Cranberry Lake itself is quite large, covering 11 square miles, with 55 miles of shoreline — 40 of which is owned by the state. The area also serves as an entrance way to the Five Ponds Wilderness Area, which borders the wild forest to the south, and despite being relatively remote, the area has a history going back centuries.

“The lands comprising this unit were obtained between 1881 and 1977 in seven separate transactions,” the 1985 UMP says. “Due to the varied ownership of these tracts, this forest is very divergent — both biologically and physically.

“The Inlet Road, which forms the western boundary of this parcel, follows the course of the Old Albany Road, which was begun in 1811. This road ran from Sir William Johnson’s residence near the Mohawk Valley, where it connected with other roads from Albany, to the Village of Russell, where it connected with the Russell Turnpike. It generally followed the course of an old Indian trail.”

The UMP goes on to describe the various lands that make up the wild forest, most of which were owned by logging companies, particularly a company called the Rich Lumber Company. The UMP details how little of the wood harvested went to waste, with trees being used not just for lumber and pulp, but also for shoes, barrels and even whips.

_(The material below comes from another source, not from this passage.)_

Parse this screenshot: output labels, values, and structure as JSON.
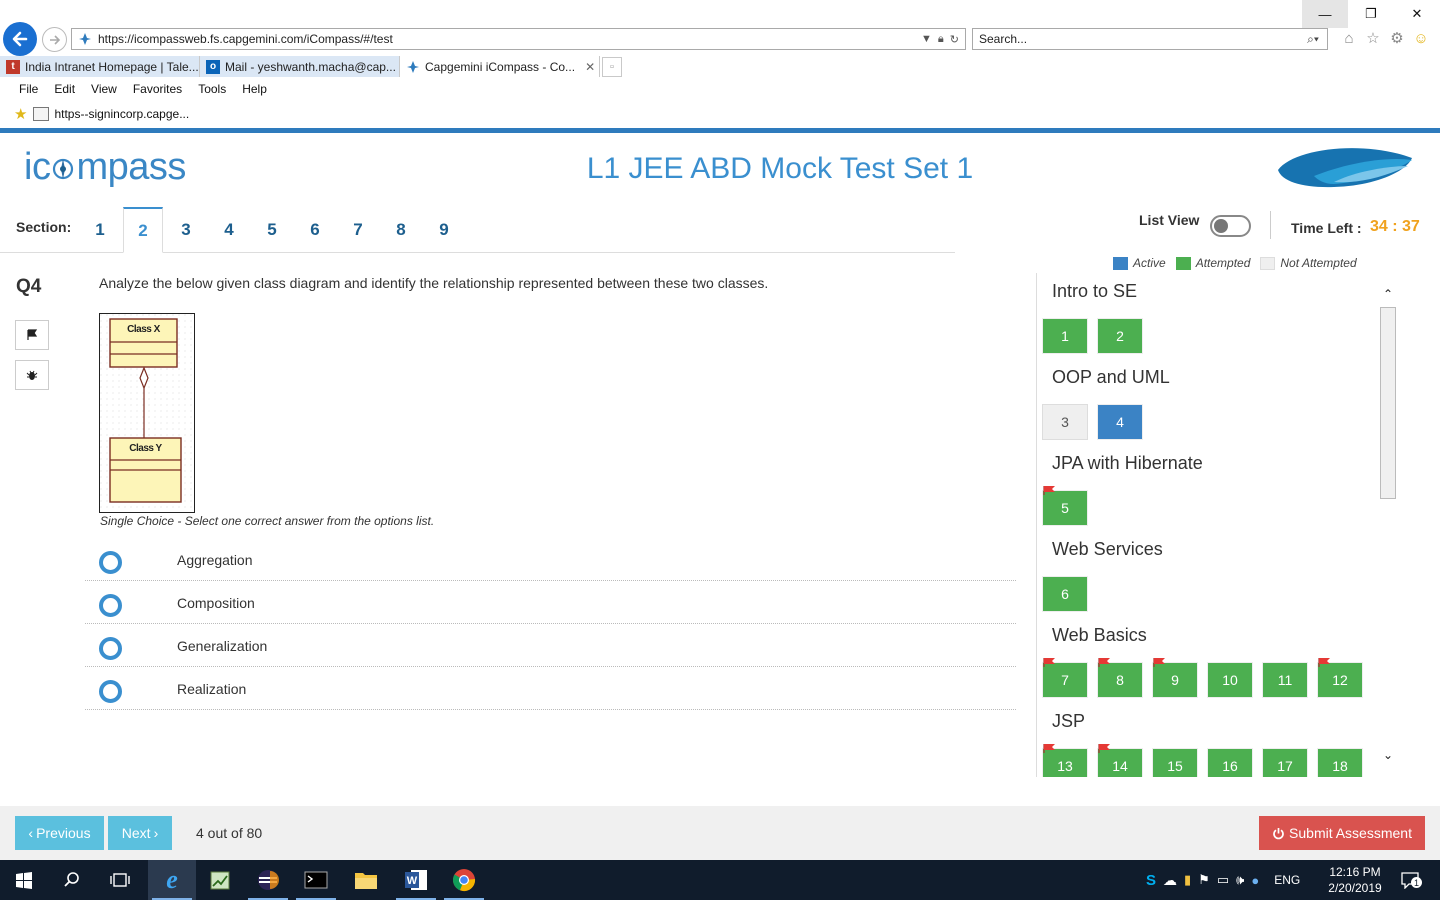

“Throughout the Rich Lumber Company lands there were about twelve logging camps, which were built and run by individual logging contractors,” the UMP says. “They supplied the raw material for several independently-owned industries in the hamlet of Wanakena, which was built and owned by the company. The compatibility of these industries with the total wood resource is noteworthy as it explains how the company met its extensive financial commitments and indicates the impact of the forest on the nation’s economy.

“The main sawmill sawed primarily red spruce, white pine and hemlock and had two band saw head rigs. The longer carriage was capable of sawing 48-toot logs and seldom were logs less than 20 feet long sawn. Production capacity was about 75,000 board feet per day. Associated with the sawmill was a chip mill, which salvaged 1” x 2” lumber tor plaster lath from the slabs and edgings then rossed off the bark and chipped the rest for sale to a pulp mill. Another mill made turnings tor the butt ends of buggy whips from beech. A heading mill used all hardwood species to produce barrel heads, while the shoe last factory used only hard maple and the veneer mill used only high-grade yellow birch.”

One of the signature features of the CLWF is the Cranberry Lake 50 hiking trail that roughly follows the shoreline of the lake. One of only two updates to the original UMP rerouted the trail to move hikers and skiers off of state Route 3, where before hikers had to navigate more than 4 miles along the road.

For more information on the CLWF UMP, go to To see what recreational opportunities exist in the CLWF, visit

Written comments can be sent to Aaron Graves, Forest Preserve Forester or Peter D’Luhosch, Conservation Easement Specialist, NYS DEC, 6739 US Highway 11, Potsdam, NY, 13676. Comments can also be sent to